  • Farm Equipment and supply storage
  • Ranch Storage
  • Paint Storage
  • Files, Books, Business Record Storage
  • Sports equipment storage
  • Snack bars, Concession stands
  • Boat, Classic or Collector car, Truck, Motorcycle, Tractor, ATV, Snowmobile storage
  • Automobile Storage
  • Guard Shacks
  • Hunting Shelters
  • Driveway portable storage units
  • Retaining walls
  • Secure perimeter barriers
  • Fencing and Storage
  • Containers as Structures
  • Wine, Vintner Storage
  • Temperature controlled storage for food products
  • Overflow Cargo Storage
  • Field research storage
  • Generator sound insulator
  • Residential moving and storage


The delivery of a storage container is normally done with a semi tractor-trailer that is a large and long piece of equipment. Furthermore the trailer that carries the container tilts so the container slides off the bed of the trailer. Here is a list of things to consider before you agree to have a container delivered to your site.


Because the tractor and trailer weigh in excess of 30,000 lbs., most drivers will not drive off of a road or paved surface. In considering the resting location for a container, if your location is any distance from a well-packed road or driveway, it is best to discuss this with the trucking company delivering the container prior to scheduling the delivery. Issues such as slope, amount of moisture in the ground and driver experience all need to be considered before any off road delivery is attempted.


Containers are designed to be supported at each of the 4 corners. Supports or piers at the mid length of a 40 foot container will be of no benefit in normal applications. The ends can be supported with a concrete footing, railroad ties, asphalt or a bed of gravel. Although it is possible to land the container directly on the ground with no support, the best site is one that provides suitable stability to keep the container level with adequate drainage.
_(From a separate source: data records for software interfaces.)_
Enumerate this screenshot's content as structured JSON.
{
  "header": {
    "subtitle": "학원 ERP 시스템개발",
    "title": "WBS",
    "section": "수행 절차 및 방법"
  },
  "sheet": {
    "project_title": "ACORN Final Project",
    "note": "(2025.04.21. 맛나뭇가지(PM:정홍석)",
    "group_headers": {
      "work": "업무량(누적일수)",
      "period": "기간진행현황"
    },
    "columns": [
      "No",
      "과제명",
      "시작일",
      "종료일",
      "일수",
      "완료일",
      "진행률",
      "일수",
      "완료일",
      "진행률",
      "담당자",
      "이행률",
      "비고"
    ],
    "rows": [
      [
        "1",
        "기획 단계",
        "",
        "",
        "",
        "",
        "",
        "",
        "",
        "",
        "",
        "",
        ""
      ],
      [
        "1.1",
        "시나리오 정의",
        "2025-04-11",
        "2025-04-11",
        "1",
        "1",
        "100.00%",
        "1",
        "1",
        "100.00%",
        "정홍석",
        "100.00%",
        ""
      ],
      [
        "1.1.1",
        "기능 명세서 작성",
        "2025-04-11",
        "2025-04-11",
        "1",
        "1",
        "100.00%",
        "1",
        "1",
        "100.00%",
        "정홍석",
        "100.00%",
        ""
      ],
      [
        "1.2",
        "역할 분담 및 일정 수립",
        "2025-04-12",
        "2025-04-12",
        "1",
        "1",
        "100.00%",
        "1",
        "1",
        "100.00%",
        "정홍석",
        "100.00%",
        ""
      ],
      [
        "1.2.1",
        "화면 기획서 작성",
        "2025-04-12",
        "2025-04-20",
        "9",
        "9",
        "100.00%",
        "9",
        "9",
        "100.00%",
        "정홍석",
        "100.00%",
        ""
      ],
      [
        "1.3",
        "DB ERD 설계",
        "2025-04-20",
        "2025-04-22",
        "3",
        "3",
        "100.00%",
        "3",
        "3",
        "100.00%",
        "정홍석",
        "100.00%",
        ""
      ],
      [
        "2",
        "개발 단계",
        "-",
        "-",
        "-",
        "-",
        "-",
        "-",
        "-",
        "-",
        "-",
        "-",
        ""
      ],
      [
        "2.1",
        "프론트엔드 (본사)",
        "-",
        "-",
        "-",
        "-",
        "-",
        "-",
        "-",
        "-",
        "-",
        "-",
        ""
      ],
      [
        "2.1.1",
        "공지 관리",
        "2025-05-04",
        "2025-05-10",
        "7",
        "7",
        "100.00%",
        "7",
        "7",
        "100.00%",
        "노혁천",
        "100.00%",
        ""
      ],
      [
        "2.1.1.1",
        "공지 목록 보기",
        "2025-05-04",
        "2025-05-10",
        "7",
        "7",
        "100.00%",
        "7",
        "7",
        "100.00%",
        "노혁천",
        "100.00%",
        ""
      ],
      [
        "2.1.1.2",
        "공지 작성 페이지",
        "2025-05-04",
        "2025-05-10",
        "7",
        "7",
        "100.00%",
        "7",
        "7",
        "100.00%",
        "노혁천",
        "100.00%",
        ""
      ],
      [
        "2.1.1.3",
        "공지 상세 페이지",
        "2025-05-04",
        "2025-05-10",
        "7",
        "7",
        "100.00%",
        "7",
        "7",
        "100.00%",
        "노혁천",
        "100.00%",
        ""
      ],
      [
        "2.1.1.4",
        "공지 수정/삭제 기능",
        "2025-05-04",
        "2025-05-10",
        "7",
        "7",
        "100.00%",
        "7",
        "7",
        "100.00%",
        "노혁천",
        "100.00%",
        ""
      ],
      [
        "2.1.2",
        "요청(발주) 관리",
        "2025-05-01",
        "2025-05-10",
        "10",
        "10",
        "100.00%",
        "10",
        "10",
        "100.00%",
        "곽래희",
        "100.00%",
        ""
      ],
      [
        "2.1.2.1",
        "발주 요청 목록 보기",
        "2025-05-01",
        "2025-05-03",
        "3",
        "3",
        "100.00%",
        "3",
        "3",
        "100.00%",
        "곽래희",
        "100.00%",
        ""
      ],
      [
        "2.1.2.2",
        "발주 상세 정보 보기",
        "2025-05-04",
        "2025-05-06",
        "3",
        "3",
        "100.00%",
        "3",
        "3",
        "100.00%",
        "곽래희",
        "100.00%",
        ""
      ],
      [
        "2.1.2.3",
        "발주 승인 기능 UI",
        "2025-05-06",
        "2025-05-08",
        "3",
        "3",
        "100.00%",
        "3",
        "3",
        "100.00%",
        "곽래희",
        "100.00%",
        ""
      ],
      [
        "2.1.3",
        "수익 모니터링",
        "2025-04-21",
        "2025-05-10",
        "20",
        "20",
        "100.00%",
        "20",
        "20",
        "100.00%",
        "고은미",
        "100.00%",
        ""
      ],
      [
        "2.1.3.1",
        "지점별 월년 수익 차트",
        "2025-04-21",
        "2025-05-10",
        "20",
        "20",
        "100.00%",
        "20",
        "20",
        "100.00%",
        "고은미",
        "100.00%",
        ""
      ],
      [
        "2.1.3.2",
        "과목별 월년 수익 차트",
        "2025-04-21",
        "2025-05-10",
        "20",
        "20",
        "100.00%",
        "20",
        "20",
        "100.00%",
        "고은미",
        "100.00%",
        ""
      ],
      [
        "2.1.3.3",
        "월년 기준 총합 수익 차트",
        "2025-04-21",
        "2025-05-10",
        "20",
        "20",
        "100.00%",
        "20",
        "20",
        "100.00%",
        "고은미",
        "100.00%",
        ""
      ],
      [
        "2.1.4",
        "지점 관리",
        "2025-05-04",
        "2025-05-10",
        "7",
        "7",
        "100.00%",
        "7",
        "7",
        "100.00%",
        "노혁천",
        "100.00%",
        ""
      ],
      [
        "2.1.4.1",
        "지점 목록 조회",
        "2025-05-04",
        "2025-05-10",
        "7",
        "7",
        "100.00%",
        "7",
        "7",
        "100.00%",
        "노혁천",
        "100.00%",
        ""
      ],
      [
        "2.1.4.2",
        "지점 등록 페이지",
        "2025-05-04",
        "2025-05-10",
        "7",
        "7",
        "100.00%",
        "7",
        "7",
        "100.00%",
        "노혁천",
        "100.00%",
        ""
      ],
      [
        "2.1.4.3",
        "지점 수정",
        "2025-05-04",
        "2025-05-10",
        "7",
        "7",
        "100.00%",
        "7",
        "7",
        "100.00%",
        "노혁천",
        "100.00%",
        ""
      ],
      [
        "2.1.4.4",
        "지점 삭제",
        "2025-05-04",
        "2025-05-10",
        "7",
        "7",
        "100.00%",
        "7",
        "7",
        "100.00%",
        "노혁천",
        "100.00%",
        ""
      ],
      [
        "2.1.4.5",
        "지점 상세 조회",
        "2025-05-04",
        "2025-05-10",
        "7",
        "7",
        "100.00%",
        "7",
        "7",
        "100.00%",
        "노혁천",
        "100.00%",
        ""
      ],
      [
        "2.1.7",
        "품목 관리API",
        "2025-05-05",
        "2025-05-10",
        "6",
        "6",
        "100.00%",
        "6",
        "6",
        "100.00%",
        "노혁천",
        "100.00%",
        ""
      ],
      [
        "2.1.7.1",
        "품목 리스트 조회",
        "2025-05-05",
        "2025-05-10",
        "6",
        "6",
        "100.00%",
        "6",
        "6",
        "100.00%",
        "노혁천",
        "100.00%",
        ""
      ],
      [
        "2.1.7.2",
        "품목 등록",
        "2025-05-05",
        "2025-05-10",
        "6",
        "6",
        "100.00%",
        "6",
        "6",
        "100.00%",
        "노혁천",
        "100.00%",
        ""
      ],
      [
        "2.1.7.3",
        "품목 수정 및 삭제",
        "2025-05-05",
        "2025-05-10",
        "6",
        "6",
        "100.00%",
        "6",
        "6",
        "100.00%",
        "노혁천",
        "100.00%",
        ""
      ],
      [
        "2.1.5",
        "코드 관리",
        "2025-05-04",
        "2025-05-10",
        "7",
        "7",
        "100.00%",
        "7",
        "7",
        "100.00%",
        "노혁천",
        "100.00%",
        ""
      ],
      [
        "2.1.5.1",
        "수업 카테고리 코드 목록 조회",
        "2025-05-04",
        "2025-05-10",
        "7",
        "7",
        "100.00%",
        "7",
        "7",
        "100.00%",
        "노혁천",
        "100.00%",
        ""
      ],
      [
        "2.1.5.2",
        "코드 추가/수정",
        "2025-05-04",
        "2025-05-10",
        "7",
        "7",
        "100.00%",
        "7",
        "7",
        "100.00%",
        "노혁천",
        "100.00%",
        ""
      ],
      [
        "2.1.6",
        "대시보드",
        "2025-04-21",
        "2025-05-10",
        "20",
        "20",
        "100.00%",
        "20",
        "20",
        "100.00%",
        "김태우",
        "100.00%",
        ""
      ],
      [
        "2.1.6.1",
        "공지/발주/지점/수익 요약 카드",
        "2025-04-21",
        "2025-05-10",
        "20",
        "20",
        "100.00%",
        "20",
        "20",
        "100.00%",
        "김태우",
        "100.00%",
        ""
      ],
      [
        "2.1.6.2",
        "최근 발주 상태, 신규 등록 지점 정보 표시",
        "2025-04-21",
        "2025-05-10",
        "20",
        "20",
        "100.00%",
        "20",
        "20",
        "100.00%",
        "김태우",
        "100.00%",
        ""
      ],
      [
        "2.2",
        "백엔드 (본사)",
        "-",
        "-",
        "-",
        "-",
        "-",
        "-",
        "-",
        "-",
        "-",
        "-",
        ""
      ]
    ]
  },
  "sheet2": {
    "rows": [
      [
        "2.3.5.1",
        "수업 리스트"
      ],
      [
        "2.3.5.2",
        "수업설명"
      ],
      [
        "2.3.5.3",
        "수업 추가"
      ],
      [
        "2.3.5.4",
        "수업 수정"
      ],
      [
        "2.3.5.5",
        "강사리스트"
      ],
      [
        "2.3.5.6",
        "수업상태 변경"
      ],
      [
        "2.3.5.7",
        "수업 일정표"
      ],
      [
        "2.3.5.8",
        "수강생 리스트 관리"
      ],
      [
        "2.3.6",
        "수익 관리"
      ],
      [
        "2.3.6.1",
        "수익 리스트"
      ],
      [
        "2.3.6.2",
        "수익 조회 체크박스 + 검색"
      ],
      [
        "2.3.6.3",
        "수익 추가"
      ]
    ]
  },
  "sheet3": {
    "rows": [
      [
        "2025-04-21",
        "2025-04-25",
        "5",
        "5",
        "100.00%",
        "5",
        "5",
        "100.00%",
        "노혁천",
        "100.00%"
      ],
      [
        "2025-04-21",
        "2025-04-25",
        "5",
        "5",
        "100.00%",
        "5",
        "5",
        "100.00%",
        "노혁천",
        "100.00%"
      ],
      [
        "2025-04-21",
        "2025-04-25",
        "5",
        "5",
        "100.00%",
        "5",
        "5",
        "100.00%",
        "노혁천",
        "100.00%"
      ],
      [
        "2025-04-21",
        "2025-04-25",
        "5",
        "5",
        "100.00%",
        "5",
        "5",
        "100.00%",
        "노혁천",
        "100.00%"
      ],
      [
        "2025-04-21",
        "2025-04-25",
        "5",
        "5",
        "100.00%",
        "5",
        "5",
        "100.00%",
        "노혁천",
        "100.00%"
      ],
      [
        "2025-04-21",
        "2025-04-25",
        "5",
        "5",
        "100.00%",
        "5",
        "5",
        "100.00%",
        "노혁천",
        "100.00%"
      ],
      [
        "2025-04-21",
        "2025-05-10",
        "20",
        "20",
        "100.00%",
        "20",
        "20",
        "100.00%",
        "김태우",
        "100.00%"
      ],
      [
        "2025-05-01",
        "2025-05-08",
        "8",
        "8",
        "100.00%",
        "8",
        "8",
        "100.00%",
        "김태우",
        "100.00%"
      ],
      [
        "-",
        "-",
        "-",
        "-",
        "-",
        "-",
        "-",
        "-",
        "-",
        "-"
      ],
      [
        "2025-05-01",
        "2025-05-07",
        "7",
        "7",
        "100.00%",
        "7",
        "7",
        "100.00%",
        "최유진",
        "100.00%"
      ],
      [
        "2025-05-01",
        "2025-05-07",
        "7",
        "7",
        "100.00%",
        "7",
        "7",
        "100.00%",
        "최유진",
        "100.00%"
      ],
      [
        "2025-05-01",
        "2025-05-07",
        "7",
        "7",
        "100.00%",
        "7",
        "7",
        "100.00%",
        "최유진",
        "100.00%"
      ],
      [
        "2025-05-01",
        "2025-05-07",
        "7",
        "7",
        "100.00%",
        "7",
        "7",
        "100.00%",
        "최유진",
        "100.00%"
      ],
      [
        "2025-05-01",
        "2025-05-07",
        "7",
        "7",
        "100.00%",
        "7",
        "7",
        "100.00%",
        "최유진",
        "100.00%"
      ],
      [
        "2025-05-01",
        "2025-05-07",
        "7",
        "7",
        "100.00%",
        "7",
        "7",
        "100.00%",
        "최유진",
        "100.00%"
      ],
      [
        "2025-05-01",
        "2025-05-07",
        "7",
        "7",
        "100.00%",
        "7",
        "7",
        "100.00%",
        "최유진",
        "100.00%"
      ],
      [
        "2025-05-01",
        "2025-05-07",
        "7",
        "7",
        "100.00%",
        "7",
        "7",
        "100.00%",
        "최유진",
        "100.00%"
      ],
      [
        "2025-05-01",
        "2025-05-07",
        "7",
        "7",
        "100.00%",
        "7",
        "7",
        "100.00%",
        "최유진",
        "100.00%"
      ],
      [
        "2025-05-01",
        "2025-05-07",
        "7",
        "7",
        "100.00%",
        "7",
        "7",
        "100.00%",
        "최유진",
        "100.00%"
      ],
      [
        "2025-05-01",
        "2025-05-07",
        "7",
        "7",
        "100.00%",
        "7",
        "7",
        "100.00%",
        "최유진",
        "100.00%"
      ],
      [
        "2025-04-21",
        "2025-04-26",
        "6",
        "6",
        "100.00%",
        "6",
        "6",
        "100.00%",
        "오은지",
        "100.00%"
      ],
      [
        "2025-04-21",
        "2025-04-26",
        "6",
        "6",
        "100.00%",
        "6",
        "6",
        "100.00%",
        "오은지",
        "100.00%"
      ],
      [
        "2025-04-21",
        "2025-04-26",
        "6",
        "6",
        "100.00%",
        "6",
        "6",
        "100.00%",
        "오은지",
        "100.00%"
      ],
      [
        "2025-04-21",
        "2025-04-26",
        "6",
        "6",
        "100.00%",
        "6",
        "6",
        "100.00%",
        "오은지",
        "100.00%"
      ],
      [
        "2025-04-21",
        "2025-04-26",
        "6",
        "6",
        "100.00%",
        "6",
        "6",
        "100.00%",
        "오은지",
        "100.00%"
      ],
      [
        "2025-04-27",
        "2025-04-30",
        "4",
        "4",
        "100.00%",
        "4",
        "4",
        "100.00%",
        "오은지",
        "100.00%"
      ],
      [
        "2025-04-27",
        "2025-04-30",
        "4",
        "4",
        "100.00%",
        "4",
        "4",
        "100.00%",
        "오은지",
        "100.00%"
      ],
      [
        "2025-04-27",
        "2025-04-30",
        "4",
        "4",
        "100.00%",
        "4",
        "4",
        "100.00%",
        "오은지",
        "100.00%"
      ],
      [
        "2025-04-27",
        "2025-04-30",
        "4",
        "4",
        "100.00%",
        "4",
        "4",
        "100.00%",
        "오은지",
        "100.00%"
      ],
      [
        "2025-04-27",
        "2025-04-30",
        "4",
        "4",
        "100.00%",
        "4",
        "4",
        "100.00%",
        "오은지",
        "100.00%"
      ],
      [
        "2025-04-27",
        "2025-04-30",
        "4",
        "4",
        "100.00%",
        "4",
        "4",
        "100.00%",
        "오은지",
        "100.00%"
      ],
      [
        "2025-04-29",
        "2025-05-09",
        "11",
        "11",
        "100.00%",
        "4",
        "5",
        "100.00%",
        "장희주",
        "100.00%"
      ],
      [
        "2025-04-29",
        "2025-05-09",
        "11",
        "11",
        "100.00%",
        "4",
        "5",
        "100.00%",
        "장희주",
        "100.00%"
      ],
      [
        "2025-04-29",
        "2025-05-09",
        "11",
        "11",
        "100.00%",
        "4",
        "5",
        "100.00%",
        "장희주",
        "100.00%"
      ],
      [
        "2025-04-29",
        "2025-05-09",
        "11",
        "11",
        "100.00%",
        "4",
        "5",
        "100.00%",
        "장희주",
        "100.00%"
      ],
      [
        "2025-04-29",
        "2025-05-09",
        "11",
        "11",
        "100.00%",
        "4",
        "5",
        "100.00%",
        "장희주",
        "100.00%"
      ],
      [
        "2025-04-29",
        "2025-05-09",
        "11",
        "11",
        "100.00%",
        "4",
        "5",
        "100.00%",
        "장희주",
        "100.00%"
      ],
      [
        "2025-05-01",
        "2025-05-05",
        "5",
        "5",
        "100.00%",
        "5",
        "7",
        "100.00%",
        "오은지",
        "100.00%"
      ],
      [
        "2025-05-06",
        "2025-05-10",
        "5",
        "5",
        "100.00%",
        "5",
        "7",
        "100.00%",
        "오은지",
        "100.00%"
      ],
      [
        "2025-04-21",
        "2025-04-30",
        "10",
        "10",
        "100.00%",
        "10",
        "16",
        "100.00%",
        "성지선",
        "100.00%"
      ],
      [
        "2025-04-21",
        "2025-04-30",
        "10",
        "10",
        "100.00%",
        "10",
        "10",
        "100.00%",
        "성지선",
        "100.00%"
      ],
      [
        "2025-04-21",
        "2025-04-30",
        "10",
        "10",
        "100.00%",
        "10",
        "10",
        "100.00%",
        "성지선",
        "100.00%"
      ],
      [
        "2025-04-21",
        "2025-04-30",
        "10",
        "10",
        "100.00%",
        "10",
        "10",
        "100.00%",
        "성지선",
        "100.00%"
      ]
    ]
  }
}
Furthermore, an uneven site can cause the doors to bind (see ‘Door Alignment’ below)


Because the container slides off the back of the trailer, you will need more than 80 feet of space in front of the location where the container is to be landed. Some delivery companies operate a 2 axle bobtail that, for delivery of a 20' container, will require 40 feet of turn space.


Because the container will be delivered on a slide off trailer make sure you have at least 14 feet of overhead clearance on the road to the delivery site and 20 feet of overhead clearance at the location where the truck will tilt the container to slide it off. This means all trees and overhead wires must be out of the way!


Occasionally after a container is delivered the doors may be difficult to close. Because the container weights 5,000 lbs. or more there will be some settling and it is possible that the doors will be difficult to operate. If this occurs the container can be straightened by lifting the low or settled corner and inserting some material that will re-support the corner and return the door to proper alignment. Lifting of the subsided corner can be done with a simple hydraulic jack, ‘Johnson Bar’ or small forklift.